Below are records; count the lines among them that include the string "timestamp", and state only the number.

GIVEN INFORMATION below:

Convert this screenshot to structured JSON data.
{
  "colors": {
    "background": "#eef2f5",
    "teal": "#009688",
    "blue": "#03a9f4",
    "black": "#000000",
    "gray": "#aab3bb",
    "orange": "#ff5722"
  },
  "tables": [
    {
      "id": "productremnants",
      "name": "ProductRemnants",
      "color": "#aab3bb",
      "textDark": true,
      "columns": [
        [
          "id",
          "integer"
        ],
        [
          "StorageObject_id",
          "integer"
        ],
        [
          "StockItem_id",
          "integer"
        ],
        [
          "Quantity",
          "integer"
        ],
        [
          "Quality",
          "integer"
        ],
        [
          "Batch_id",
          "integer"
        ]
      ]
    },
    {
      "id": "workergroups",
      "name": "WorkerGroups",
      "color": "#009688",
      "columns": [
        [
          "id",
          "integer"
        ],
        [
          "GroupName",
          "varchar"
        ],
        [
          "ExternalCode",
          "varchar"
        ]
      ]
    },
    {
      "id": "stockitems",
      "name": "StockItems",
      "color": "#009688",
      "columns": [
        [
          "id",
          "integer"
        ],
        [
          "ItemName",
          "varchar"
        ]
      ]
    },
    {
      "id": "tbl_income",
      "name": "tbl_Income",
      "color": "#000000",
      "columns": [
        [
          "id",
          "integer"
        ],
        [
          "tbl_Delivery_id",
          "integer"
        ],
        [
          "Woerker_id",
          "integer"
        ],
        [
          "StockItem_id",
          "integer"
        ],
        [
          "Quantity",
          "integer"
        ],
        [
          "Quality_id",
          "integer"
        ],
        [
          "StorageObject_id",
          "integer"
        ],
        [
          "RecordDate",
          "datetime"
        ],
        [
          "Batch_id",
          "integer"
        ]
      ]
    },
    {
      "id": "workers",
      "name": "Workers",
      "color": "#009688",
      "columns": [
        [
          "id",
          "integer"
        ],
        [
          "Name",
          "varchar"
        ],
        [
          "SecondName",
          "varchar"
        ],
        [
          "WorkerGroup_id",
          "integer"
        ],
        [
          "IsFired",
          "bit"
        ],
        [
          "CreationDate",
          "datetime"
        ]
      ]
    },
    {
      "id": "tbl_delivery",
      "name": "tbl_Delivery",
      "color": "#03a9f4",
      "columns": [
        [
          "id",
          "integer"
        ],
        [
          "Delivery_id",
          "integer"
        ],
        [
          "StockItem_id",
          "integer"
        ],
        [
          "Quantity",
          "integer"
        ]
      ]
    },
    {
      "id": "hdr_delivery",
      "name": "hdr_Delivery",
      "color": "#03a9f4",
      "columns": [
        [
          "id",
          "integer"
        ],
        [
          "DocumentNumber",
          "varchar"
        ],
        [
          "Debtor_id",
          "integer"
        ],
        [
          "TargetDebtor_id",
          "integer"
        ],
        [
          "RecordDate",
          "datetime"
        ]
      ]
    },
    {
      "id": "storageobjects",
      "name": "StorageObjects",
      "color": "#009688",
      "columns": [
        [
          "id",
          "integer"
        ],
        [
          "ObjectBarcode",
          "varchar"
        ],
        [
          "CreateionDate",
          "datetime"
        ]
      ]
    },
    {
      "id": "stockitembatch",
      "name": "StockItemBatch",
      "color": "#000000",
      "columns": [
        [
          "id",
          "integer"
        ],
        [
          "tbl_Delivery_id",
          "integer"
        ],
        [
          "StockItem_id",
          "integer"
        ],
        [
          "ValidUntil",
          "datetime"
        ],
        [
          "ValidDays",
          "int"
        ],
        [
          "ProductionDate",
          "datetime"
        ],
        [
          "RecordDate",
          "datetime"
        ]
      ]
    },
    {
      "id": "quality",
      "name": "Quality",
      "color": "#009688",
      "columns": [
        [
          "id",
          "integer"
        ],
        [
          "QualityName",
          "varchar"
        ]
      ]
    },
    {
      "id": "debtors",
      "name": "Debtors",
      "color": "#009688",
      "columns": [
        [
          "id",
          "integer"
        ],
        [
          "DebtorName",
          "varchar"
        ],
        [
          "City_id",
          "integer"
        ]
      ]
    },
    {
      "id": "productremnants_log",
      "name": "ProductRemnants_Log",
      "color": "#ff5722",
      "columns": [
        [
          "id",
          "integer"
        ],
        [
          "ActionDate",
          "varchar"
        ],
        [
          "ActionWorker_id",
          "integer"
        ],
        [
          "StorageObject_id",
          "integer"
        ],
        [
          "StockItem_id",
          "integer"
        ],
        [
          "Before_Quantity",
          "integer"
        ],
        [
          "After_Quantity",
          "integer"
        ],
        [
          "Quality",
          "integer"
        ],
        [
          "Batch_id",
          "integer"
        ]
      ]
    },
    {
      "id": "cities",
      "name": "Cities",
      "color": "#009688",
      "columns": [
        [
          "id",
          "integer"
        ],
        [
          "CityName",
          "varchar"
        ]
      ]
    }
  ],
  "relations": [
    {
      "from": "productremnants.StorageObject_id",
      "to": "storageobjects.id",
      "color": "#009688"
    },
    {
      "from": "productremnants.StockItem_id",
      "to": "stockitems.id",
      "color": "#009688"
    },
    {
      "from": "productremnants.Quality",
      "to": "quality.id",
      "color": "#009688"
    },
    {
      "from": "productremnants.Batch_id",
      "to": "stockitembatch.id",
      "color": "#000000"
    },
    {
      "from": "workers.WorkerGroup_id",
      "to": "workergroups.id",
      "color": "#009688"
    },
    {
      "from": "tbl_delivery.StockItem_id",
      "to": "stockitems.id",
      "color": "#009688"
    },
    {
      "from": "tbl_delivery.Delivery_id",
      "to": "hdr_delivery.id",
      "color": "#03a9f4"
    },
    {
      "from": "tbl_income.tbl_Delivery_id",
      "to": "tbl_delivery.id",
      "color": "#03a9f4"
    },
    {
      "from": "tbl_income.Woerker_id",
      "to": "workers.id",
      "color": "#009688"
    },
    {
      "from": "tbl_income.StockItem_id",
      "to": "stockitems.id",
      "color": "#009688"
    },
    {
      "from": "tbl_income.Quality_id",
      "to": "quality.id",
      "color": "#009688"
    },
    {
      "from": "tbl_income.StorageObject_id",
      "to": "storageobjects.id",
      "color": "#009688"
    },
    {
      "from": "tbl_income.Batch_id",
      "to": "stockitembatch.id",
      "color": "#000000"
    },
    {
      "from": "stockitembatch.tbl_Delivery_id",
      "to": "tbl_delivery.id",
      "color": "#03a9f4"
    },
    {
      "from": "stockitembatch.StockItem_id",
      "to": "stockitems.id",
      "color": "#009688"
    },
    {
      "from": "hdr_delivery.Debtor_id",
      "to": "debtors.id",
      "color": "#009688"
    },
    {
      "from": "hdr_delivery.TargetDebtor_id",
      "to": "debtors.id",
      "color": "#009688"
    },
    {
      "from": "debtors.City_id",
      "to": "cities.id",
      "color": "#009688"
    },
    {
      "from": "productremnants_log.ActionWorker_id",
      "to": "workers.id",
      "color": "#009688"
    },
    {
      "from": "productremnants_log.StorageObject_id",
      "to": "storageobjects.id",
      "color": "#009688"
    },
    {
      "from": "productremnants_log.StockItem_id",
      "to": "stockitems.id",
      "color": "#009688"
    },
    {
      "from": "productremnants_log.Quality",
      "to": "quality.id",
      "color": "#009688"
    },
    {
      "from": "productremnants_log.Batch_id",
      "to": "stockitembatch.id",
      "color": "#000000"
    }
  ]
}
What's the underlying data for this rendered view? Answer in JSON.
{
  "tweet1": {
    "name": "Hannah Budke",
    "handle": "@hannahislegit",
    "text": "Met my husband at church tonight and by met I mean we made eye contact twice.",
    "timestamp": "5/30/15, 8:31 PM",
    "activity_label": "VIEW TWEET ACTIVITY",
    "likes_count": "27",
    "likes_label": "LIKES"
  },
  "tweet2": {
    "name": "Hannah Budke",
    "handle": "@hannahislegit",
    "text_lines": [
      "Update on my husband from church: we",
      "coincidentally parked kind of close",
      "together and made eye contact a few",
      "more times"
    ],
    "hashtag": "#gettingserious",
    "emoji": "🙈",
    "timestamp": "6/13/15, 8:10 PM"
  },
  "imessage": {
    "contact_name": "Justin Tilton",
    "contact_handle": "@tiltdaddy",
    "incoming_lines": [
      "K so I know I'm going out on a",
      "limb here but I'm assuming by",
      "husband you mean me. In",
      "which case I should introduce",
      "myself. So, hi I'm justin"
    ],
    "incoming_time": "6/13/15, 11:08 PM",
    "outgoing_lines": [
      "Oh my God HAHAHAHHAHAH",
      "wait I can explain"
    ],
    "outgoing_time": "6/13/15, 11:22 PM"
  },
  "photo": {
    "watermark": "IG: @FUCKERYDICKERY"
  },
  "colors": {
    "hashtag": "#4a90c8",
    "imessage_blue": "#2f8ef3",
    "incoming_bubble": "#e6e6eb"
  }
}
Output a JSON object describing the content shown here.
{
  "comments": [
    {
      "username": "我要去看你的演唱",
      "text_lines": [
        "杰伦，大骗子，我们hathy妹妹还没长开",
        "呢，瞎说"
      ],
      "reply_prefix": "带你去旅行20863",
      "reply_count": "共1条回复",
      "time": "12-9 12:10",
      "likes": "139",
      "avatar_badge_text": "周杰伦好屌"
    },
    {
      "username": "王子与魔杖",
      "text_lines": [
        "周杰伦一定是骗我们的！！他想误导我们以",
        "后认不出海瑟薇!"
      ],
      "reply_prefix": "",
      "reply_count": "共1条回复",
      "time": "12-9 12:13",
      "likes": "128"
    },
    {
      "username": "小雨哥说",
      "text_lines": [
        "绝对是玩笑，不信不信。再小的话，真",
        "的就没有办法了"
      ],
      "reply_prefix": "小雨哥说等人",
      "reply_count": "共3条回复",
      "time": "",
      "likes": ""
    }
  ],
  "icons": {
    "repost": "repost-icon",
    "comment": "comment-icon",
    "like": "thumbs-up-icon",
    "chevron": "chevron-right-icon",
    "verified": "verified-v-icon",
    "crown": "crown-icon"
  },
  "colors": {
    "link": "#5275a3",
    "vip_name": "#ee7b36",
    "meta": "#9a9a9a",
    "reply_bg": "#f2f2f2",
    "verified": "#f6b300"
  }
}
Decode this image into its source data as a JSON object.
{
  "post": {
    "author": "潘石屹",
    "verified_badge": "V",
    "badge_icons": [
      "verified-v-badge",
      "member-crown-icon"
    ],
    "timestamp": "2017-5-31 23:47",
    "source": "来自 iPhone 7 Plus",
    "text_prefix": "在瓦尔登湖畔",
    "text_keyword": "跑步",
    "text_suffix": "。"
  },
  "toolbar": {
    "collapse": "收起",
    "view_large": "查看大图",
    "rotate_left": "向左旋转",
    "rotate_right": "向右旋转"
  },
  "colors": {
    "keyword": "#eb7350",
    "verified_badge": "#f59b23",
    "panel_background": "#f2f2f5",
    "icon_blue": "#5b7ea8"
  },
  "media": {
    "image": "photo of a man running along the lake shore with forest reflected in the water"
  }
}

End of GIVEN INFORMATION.

— WRITTEN REPLY —
3